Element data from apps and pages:
^^^^

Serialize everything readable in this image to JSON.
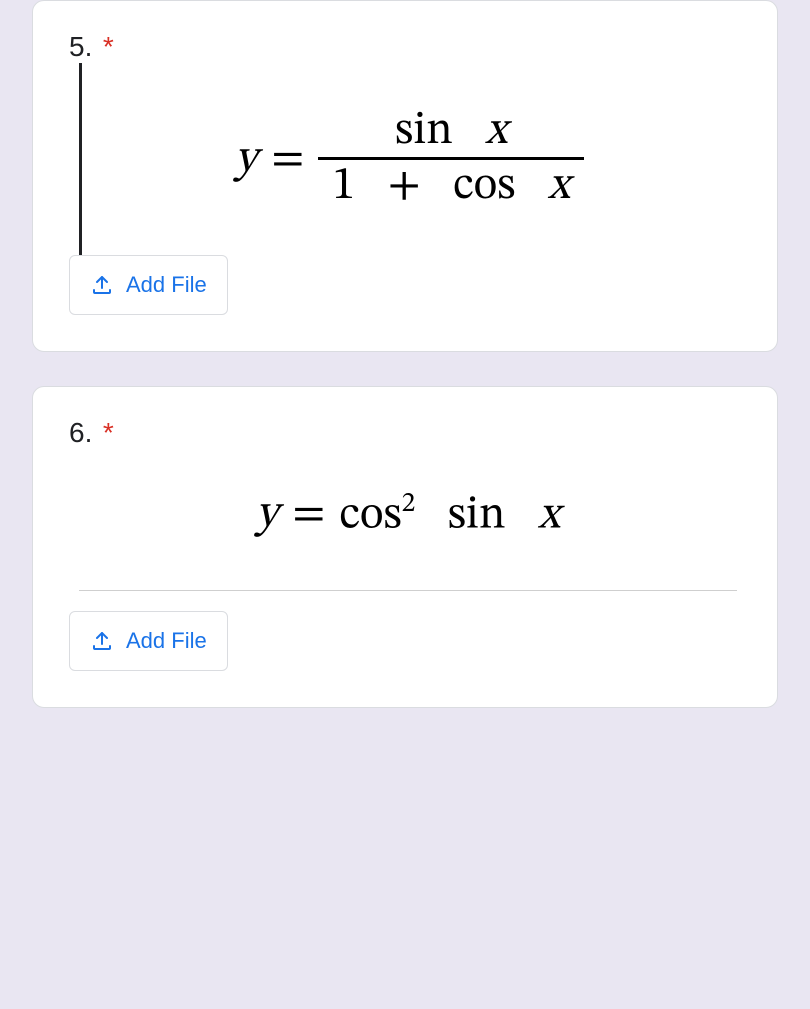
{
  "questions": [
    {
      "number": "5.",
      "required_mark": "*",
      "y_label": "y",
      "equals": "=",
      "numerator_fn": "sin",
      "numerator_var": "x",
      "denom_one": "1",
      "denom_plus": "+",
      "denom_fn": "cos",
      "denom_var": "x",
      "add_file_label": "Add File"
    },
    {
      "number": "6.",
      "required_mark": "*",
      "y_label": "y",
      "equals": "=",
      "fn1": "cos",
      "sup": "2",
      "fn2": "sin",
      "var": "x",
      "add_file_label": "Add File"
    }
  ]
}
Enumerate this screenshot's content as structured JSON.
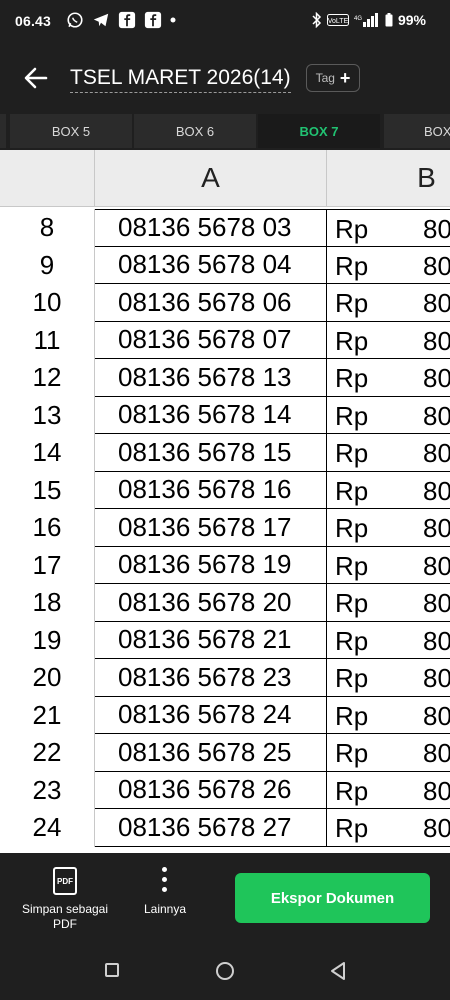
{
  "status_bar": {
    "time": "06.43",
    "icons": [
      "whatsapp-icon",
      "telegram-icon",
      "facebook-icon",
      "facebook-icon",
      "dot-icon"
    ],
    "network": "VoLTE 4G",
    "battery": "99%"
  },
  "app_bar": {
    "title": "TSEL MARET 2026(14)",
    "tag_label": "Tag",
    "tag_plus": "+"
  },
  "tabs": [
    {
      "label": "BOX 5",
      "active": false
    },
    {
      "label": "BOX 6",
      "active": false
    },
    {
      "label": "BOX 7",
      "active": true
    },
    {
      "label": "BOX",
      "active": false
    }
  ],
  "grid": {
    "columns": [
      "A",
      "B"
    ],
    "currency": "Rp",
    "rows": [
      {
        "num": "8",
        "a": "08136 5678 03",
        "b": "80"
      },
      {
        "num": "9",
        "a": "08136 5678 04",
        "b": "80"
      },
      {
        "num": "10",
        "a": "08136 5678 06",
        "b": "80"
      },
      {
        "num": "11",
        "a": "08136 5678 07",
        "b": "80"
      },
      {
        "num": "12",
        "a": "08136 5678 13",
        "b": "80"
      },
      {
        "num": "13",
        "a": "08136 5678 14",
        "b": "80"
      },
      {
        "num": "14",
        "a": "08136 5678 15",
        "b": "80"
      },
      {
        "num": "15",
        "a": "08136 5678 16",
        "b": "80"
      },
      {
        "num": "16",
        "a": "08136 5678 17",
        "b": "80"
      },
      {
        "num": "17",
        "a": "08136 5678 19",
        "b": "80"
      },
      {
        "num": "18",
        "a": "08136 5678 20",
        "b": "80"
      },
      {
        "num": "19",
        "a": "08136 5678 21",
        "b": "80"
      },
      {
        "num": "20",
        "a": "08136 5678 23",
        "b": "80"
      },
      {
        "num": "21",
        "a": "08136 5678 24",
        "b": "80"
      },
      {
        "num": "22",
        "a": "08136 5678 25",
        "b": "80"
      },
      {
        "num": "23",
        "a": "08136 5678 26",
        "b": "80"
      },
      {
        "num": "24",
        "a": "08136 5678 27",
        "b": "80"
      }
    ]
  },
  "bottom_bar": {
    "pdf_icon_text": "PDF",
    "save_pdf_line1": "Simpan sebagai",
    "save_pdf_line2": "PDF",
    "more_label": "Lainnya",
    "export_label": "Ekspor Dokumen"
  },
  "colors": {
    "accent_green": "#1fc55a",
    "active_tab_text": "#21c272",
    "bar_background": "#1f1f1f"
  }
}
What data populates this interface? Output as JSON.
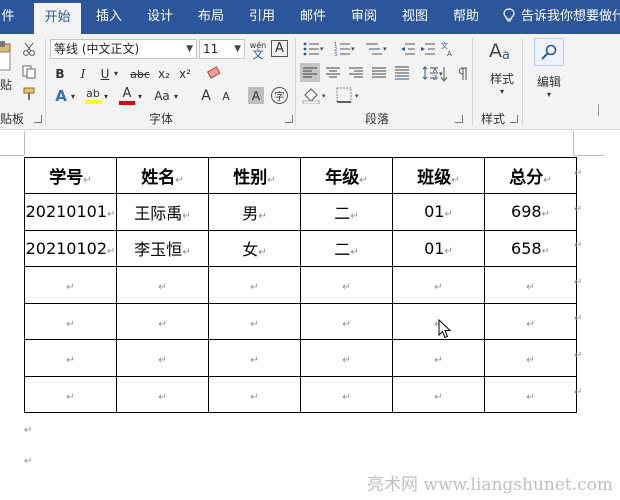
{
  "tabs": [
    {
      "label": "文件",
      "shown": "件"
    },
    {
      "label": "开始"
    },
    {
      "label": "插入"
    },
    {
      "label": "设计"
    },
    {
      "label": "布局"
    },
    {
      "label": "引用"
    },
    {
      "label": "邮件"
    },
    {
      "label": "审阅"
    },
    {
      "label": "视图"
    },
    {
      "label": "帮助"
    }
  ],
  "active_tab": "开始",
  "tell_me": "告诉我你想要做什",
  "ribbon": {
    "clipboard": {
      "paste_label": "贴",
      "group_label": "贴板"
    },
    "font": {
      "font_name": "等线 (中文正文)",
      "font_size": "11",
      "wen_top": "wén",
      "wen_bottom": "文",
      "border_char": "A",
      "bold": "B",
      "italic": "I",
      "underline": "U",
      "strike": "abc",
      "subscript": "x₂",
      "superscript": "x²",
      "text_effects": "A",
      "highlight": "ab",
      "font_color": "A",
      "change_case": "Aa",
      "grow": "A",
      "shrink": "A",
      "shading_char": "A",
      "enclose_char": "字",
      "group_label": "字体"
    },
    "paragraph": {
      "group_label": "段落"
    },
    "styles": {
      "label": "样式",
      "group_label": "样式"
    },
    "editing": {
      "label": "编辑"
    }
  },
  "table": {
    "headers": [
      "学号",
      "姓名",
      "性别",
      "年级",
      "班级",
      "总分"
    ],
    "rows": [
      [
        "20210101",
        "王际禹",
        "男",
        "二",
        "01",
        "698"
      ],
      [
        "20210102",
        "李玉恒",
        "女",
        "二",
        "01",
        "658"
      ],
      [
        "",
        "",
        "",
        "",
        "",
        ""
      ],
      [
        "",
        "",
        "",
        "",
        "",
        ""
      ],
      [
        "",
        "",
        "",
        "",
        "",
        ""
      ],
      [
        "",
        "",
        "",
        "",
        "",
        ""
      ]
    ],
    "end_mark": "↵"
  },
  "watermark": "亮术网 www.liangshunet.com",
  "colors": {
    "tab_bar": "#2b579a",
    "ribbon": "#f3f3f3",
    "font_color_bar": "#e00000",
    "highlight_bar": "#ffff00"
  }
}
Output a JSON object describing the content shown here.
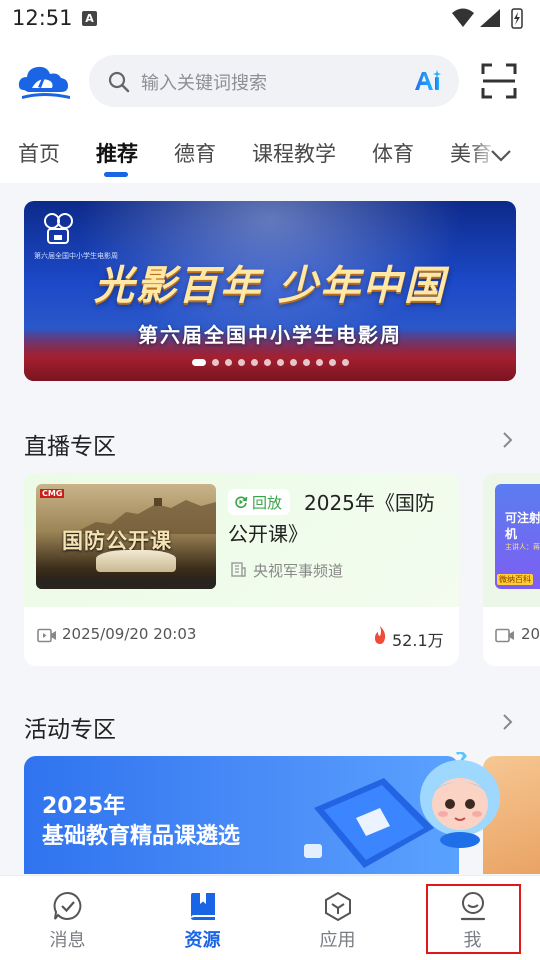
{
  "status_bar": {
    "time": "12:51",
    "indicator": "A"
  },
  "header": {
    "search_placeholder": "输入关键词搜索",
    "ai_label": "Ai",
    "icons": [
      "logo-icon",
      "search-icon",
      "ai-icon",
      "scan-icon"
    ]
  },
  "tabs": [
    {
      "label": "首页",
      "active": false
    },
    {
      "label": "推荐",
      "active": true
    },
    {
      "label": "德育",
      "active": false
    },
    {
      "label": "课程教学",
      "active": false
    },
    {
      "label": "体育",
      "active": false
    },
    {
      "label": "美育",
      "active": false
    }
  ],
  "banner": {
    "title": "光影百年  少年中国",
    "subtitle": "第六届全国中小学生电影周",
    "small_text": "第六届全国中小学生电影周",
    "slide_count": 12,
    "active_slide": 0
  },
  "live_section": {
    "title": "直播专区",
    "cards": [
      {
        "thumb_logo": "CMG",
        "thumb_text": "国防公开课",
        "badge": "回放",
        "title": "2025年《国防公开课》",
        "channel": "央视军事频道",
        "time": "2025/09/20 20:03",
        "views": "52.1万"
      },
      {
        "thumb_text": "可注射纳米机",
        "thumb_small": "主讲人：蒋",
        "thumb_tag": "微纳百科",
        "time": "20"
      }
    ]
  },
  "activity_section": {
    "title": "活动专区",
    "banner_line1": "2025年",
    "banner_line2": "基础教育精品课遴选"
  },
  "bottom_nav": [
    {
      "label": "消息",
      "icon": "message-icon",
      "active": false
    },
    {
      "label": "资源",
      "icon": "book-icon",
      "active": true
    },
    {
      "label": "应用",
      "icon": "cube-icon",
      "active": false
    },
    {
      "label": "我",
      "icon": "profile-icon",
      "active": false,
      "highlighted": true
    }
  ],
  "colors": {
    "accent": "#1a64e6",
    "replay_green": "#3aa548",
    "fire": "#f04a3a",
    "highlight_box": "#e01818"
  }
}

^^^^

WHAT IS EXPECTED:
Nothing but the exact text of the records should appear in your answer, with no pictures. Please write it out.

ANSWER FOR THE TASK:
Serialize everything readable in this image to JSON.
{
  "questions": [
    {
      "number": "5.",
      "required_mark": "*",
      "y_label": "y",
      "equals": "=",
      "numerator_fn": "sin",
      "numerator_var": "x",
      "denom_one": "1",
      "denom_plus": "+",
      "denom_fn": "cos",
      "denom_var": "x",
      "add_file_label": "Add File"
    },
    {
      "number": "6.",
      "required_mark": "*",
      "y_label": "y",
      "equals": "=",
      "fn1": "cos",
      "sup": "2",
      "fn2": "sin",
      "var": "x",
      "add_file_label": "Add File"
    }
  ]
}
Enumerate this screenshot's content as structured JSON.
{
  "status_bar": {
    "time": "06.43",
    "icons": [
      "whatsapp-icon",
      "telegram-icon",
      "facebook-icon",
      "facebook-icon",
      "dot-icon"
    ],
    "network": "VoLTE 4G",
    "battery": "99%"
  },
  "app_bar": {
    "title": "TSEL MARET 2026(14)",
    "tag_label": "Tag",
    "tag_plus": "+"
  },
  "tabs": [
    {
      "label": "BOX 5",
      "active": false
    },
    {
      "label": "BOX 6",
      "active": false
    },
    {
      "label": "BOX 7",
      "active": true
    },
    {
      "label": "BOX",
      "active": false
    }
  ],
  "grid": {
    "columns": [
      "A",
      "B"
    ],
    "currency": "Rp",
    "rows": [
      {
        "num": "8",
        "a": "08136 5678 03",
        "b": "80"
      },
      {
        "num": "9",
        "a": "08136 5678 04",
        "b": "80"
      },
      {
        "num": "10",
        "a": "08136 5678 06",
        "b": "80"
      },
      {
        "num": "11",
        "a": "08136 5678 07",
        "b": "80"
      },
      {
        "num": "12",
        "a": "08136 5678 13",
        "b": "80"
      },
      {
        "num": "13",
        "a": "08136 5678 14",
        "b": "80"
      },
      {
        "num": "14",
        "a": "08136 5678 15",
        "b": "80"
      },
      {
        "num": "15",
        "a": "08136 5678 16",
        "b": "80"
      },
      {
        "num": "16",
        "a": "08136 5678 17",
        "b": "80"
      },
      {
        "num": "17",
        "a": "08136 5678 19",
        "b": "80"
      },
      {
        "num": "18",
        "a": "08136 5678 20",
        "b": "80"
      },
      {
        "num": "19",
        "a": "08136 5678 21",
        "b": "80"
      },
      {
        "num": "20",
        "a": "08136 5678 23",
        "b": "80"
      },
      {
        "num": "21",
        "a": "08136 5678 24",
        "b": "80"
      },
      {
        "num": "22",
        "a": "08136 5678 25",
        "b": "80"
      },
      {
        "num": "23",
        "a": "08136 5678 26",
        "b": "80"
      },
      {
        "num": "24",
        "a": "08136 5678 27",
        "b": "80"
      }
    ]
  },
  "bottom_bar": {
    "pdf_icon_text": "PDF",
    "save_pdf_line1": "Simpan sebagai",
    "save_pdf_line2": "PDF",
    "more_label": "Lainnya",
    "export_label": "Ekspor Dokumen"
  },
  "colors": {
    "accent_green": "#1fc55a",
    "active_tab_text": "#21c272",
    "bar_background": "#1f1f1f"
  }
}
What data populates this interface? Output as JSON.
{
  "tabs": [
    {
      "label": "文件",
      "shown": "件"
    },
    {
      "label": "开始"
    },
    {
      "label": "插入"
    },
    {
      "label": "设计"
    },
    {
      "label": "布局"
    },
    {
      "label": "引用"
    },
    {
      "label": "邮件"
    },
    {
      "label": "审阅"
    },
    {
      "label": "视图"
    },
    {
      "label": "帮助"
    }
  ],
  "active_tab": "开始",
  "tell_me": "告诉我你想要做什",
  "ribbon": {
    "clipboard": {
      "paste_label": "贴",
      "group_label": "贴板"
    },
    "font": {
      "font_name": "等线 (中文正文)",
      "font_size": "11",
      "wen_top": "wén",
      "wen_bottom": "文",
      "border_char": "A",
      "bold": "B",
      "italic": "I",
      "underline": "U",
      "strike": "abc",
      "subscript": "x₂",
      "superscript": "x²",
      "text_effects": "A",
      "highlight": "ab",
      "font_color": "A",
      "change_case": "Aa",
      "grow": "A",
      "shrink": "A",
      "shading_char": "A",
      "enclose_char": "字",
      "group_label": "字体"
    },
    "paragraph": {
      "group_label": "段落"
    },
    "styles": {
      "label": "样式",
      "group_label": "样式"
    },
    "editing": {
      "label": "编辑"
    }
  },
  "table": {
    "headers": [
      "学号",
      "姓名",
      "性别",
      "年级",
      "班级",
      "总分"
    ],
    "rows": [
      [
        "20210101",
        "王际禹",
        "男",
        "二",
        "01",
        "698"
      ],
      [
        "20210102",
        "李玉恒",
        "女",
        "二",
        "01",
        "658"
      ],
      [
        "",
        "",
        "",
        "",
        "",
        ""
      ],
      [
        "",
        "",
        "",
        "",
        "",
        ""
      ],
      [
        "",
        "",
        "",
        "",
        "",
        ""
      ],
      [
        "",
        "",
        "",
        "",
        "",
        ""
      ]
    ],
    "end_mark": "↵"
  },
  "watermark": "亮术网 www.liangshunet.com",
  "colors": {
    "tab_bar": "#2b579a",
    "ribbon": "#f3f3f3",
    "font_color_bar": "#e00000",
    "highlight_bar": "#ffff00"
  }
}
Output a JSON object describing the content shown here.
{
  "status_bar": {
    "time": "12:51",
    "indicator": "A"
  },
  "header": {
    "search_placeholder": "输入关键词搜索",
    "ai_label": "Ai",
    "icons": [
      "logo-icon",
      "search-icon",
      "ai-icon",
      "scan-icon"
    ]
  },
  "tabs": [
    {
      "label": "首页",
      "active": false
    },
    {
      "label": "推荐",
      "active": true
    },
    {
      "label": "德育",
      "active": false
    },
    {
      "label": "课程教学",
      "active": false
    },
    {
      "label": "体育",
      "active": false
    },
    {
      "label": "美育",
      "active": false
    }
  ],
  "banner": {
    "title": "光影百年  少年中国",
    "subtitle": "第六届全国中小学生电影周",
    "small_text": "第六届全国中小学生电影周",
    "slide_count": 12,
    "active_slide": 0
  },
  "live_section": {
    "title": "直播专区",
    "cards": [
      {
        "thumb_logo": "CMG",
        "thumb_text": "国防公开课",
        "badge": "回放",
        "title": "2025年《国防公开课》",
        "channel": "央视军事频道",
        "time": "2025/09/20 20:03",
        "views": "52.1万"
      },
      {
        "thumb_text": "可注射纳米机",
        "thumb_small": "主讲人：蒋",
        "thumb_tag": "微纳百科",
        "time": "20"
      }
    ]
  },
  "activity_section": {
    "title": "活动专区",
    "banner_line1": "2025年",
    "banner_line2": "基础教育精品课遴选"
  },
  "bottom_nav": [
    {
      "label": "消息",
      "icon": "message-icon",
      "active": false
    },
    {
      "label": "资源",
      "icon": "book-icon",
      "active": true
    },
    {
      "label": "应用",
      "icon": "cube-icon",
      "active": false
    },
    {
      "label": "我",
      "icon": "profile-icon",
      "active": false,
      "highlighted": true
    }
  ],
  "colors": {
    "accent": "#1a64e6",
    "replay_green": "#3aa548",
    "fire": "#f04a3a",
    "highlight_box": "#e01818"
  }
}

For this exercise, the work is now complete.